You should know that a lot of marriage equality turmoil struck Alabama since last we discussed conditions in Dixieland. Indeed, it would take many paragraphs to do justice to the insane developments, paragraphs that I have instead devoted to Indiana.

We can’t have both in one small column! We can’t have Indiana and Alabama, so let me just tell you that various state and federal courts have gone back and forth, confusing the situation in the Bigot State and I’m sure you can review all the details with a brief google search. Normally, we would care more about this renegade anti-marriage state, but since the Supreme Court is going to rule (in our favor) three months from now, we’re just going to wait until everything sorts itself out after that happy date.

Indiana, with its messy attempt to undermine marriage equality, is the future. Alabama, with its doomed effort to prevent marriage equality from even taking place, is the past. Onward!


Did you read that gay football player (and “Dancing With The Stars” contestant) Michael Sam said he ran into a lot of closeted athletes during his brief stint in the NFL? Some of them were pretty famous, he said, although he did not name names. Sam did say that the cowardly stars were very supportive. That’s nice
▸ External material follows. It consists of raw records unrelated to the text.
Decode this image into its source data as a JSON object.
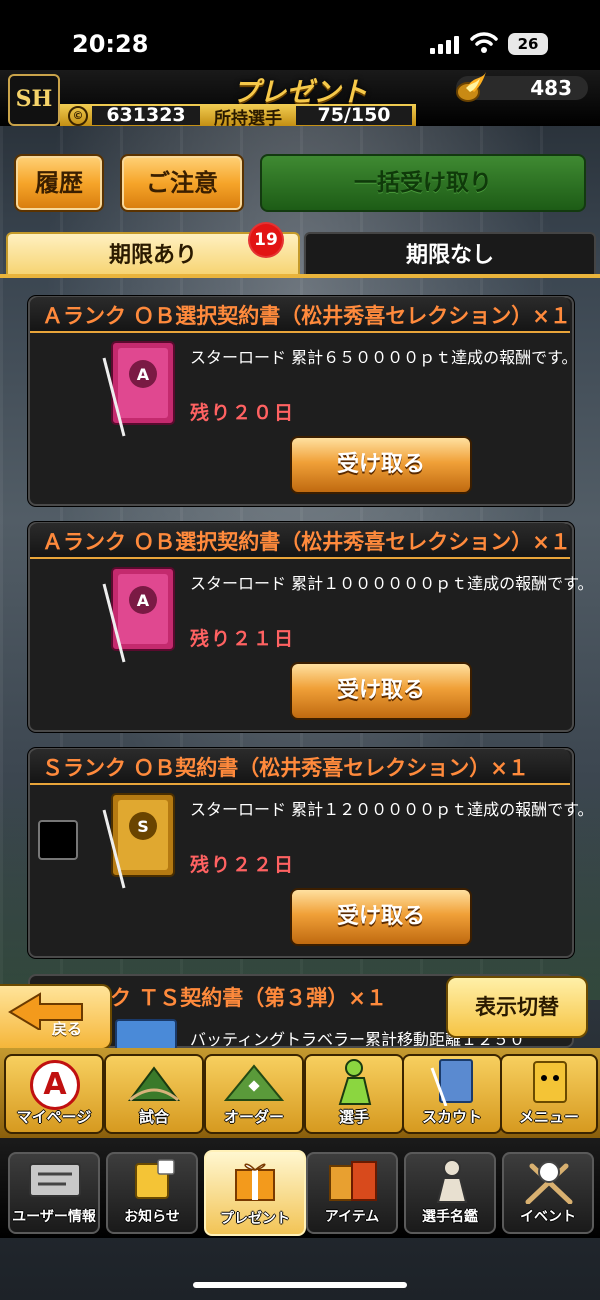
{
  "status_bar": {
    "time": "20:28",
    "battery": "26"
  },
  "header": {
    "title": "プレゼント",
    "coins": "483",
    "money_symbol": "©",
    "money": "631323",
    "players_label": "所持選手",
    "players": "75/150",
    "logo_text": "SH"
  },
  "actions": {
    "history": "履歴",
    "notice": "ご注意",
    "bulk_receive": "一括受け取り"
  },
  "tabs": {
    "limited": "期限あり",
    "unlimited": "期限なし",
    "badge": "19"
  },
  "cards": [
    {
      "title": "Ａランク ＯＢ選択契約書（松井秀喜セレクション）×１",
      "description": "スターロード 累計６５００００ｐｔ達成の報酬です。",
      "remaining": "残り２０日",
      "button": "受け取る",
      "rank_letter": "A",
      "color": "#d0307a"
    },
    {
      "title": "Ａランク ＯＢ選択契約書（松井秀喜セレクション）×１",
      "description": "スターロード 累計１００００００ｐｔ達成の報酬です。",
      "remaining": "残り２１日",
      "button": "受け取る",
      "rank_letter": "A",
      "color": "#d0307a"
    },
    {
      "title": "Ｓランク ＯＢ契約書（松井秀喜セレクション）×１",
      "description": "スターロード 累計１２０００００ｐｔ達成の報酬です。",
      "remaining": "残り２２日",
      "button": "受け取る",
      "rank_letter": "S",
      "color": "#c98a1c"
    }
  ],
  "partial_card": {
    "title": "ク ＴＳ契約書（第３弾）×１",
    "description": "バッティングトラベラー累計移動距離１２５０"
  },
  "back_label": "戻る",
  "toggle_display": "表示切替",
  "nav_top": [
    {
      "label": "マイページ",
      "icon": "A"
    },
    {
      "label": "試合",
      "icon": "stadium"
    },
    {
      "label": "オーダー",
      "icon": "field"
    },
    {
      "label": "選手",
      "icon": "pitcher"
    },
    {
      "label": "スカウト",
      "icon": "contract"
    },
    {
      "label": "メニュー",
      "icon": "menu-box"
    }
  ],
  "nav_bottom": [
    {
      "label": "ユーザー情報",
      "icon": "user-card"
    },
    {
      "label": "お知らせ",
      "icon": "notice-box"
    },
    {
      "label": "プレゼント",
      "icon": "gift"
    },
    {
      "label": "アイテム",
      "icon": "item-box"
    },
    {
      "label": "選手名鑑",
      "icon": "player-book"
    },
    {
      "label": "イベント",
      "icon": "ball-bats"
    }
  ]
}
I suppose.

In other news—I’m not sure I have anything helpful to say about the man who is trying to qualify a ballot measure that would subject gays to the death penalty in California. In my view, this story has nothing to say about the gay civil rights movement, and everything to say about the California initiative system.

But I keep getting just a tiny bit stuck on the idea that a ballot measure calling for the extermination of people of color in California would have roiled the national media more than this, don’t you think? There’s an undertone here. It’s a joke, perhaps. It’s unfathomable and unconstitutional, of course. But it’s understandable in a fringe way. There are some people who…um. You know. Particularly now with all this marriage business!

At any rate, I’m glad Attorney General Harris is looking into ways to avoid having to advance this proposition, but I would also be interested to see if this guy can get the required number of signatures. If he could, that would really provide a horrifying insight into the dangers of the California system. I love democracy with a small d, but there should be at least a minimal gate keeping function to protect the California voters from pure nonsense, let alone pure evil.